Although the building regulations don’t directly address the use of concrete blocks in buildings, wall constructions utilising them must adhere to the Building Regulations Approved Document Part E Resistance to the passage of sound and Approved Document Part L Conservation of fuel and power.
Both of these documents set out minimum requirements for both the passage of sound and energy through walls and other building elements in new buildings and existing buildings being renovated.
For simplicity, only the regulations applying to residential dwellings will be discussed here.
For new residential buildings, the minimum airborne sound transmission for walls is 45dB, while for existing buildings, the minimum airborne sound transmission for is 43dB.
Part E requires that 10% of all dwellings undergo Pre-Completion Testing (PCT) for acoustical compliance on site.
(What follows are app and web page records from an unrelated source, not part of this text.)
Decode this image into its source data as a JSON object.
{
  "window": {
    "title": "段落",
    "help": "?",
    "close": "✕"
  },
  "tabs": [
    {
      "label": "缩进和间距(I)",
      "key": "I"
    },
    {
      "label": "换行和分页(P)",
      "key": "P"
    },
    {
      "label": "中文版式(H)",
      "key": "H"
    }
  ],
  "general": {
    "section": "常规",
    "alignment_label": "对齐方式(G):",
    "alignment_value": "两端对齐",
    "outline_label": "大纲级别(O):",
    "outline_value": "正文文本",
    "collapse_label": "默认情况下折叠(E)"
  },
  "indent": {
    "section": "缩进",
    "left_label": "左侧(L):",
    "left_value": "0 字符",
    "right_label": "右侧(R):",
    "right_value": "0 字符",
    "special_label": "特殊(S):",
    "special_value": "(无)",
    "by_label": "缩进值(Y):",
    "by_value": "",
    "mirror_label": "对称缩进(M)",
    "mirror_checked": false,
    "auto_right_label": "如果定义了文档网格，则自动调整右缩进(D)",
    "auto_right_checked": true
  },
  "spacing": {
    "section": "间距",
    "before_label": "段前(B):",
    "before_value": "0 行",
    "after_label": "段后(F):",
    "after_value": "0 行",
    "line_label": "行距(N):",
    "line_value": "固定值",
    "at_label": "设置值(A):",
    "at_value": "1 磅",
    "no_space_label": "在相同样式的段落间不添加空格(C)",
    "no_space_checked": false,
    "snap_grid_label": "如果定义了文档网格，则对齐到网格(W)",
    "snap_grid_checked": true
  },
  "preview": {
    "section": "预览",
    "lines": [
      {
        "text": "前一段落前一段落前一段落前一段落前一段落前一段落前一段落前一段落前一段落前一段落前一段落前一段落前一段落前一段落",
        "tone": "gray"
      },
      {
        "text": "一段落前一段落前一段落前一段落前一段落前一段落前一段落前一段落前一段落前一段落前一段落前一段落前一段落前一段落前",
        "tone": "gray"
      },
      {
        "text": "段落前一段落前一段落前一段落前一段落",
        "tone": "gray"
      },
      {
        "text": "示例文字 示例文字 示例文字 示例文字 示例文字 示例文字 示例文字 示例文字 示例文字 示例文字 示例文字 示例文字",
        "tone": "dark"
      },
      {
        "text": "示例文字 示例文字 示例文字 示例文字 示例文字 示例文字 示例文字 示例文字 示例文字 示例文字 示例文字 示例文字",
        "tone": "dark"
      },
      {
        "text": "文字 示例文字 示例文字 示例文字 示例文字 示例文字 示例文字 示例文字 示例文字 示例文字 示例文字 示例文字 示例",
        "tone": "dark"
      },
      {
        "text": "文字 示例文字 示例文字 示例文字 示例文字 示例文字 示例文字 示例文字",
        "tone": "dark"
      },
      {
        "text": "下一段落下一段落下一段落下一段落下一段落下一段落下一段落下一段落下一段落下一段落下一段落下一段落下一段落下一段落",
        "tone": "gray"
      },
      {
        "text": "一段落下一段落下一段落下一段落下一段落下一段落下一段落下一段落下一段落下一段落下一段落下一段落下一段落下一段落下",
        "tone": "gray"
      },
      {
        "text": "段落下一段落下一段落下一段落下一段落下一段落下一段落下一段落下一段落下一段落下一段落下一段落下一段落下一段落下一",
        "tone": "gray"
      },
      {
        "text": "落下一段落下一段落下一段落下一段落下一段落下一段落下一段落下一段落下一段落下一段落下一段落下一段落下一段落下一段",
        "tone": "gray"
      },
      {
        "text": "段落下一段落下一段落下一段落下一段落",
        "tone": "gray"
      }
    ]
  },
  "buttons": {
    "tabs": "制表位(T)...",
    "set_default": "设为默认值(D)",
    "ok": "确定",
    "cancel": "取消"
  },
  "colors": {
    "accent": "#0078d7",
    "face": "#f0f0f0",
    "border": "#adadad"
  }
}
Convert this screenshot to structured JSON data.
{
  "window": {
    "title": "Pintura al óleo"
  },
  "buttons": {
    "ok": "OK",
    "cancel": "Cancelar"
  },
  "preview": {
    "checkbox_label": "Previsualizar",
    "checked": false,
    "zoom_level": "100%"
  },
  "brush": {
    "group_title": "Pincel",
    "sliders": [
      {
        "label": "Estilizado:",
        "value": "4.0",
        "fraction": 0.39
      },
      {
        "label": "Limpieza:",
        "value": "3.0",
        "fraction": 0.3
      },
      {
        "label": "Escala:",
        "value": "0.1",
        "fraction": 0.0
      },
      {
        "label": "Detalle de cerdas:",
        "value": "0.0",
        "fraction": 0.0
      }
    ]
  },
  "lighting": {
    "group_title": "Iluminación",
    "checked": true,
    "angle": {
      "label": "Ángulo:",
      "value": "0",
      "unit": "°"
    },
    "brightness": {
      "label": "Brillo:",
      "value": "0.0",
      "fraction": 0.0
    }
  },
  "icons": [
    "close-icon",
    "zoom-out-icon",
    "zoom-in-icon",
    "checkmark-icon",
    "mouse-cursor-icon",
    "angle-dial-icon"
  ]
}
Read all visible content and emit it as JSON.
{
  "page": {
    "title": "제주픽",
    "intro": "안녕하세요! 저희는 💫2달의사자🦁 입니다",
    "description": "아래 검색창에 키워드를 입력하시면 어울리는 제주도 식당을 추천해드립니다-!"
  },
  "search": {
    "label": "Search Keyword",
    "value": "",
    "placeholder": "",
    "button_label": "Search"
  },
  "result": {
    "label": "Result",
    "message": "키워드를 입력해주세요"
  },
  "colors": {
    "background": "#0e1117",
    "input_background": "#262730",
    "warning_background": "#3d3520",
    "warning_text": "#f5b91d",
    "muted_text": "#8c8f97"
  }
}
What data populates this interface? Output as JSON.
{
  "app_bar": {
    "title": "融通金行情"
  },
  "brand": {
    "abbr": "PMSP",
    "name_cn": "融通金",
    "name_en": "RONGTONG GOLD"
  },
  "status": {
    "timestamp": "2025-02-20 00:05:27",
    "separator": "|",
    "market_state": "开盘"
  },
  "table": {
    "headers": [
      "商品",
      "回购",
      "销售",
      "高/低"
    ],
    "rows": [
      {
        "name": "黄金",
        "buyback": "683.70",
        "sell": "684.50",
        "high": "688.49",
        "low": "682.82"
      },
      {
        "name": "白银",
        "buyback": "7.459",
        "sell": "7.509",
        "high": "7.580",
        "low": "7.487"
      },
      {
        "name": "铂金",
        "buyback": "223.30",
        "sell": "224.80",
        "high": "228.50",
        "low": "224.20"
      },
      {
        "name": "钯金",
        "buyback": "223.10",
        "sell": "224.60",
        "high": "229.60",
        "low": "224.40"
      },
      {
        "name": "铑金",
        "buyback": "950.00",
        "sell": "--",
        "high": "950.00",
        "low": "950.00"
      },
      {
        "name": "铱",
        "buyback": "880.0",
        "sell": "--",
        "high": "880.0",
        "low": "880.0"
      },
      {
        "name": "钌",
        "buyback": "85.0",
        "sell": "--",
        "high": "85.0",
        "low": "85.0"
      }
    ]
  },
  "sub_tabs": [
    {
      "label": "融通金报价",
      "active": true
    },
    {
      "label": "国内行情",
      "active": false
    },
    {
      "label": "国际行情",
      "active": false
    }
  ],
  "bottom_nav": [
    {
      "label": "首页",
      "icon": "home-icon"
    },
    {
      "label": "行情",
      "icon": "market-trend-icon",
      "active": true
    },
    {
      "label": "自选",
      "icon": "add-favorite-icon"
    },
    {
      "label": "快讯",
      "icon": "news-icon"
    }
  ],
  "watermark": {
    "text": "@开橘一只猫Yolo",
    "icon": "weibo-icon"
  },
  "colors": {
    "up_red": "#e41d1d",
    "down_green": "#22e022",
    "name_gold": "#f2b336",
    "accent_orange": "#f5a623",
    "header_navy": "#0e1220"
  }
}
This testing must be done by a test body with the correct accreditation.
Alternatively, specifiers may use a Robust Detail (RD) separating floors, to demonstrate Part E compliance and eliminate the need for pre-completion testing.
For new buildings, the thermal performance of external walls must be 0.30 W/m2.K, while for renovations, external walls with cavity insulation with a heat-loss of over 0.70 W/m2.K should be upgraded so as to have a heat-loss of of 0.50 W/m2.K, while external walls with external/internal insulation ith a heat-loss over 0.70 W/m2.K should be upgraded so as to have a U-value of 0.30 W/m2.K.
You should be aware that the building regulations stipulate further energy saving measures that go above and beyond maximum heat-loss values for walls.
Finally, its also important to check that the products you’re specifying are BBA (British Board of Agrement) Certified, so that they comply with building regulations and can be signed off by a building control officer.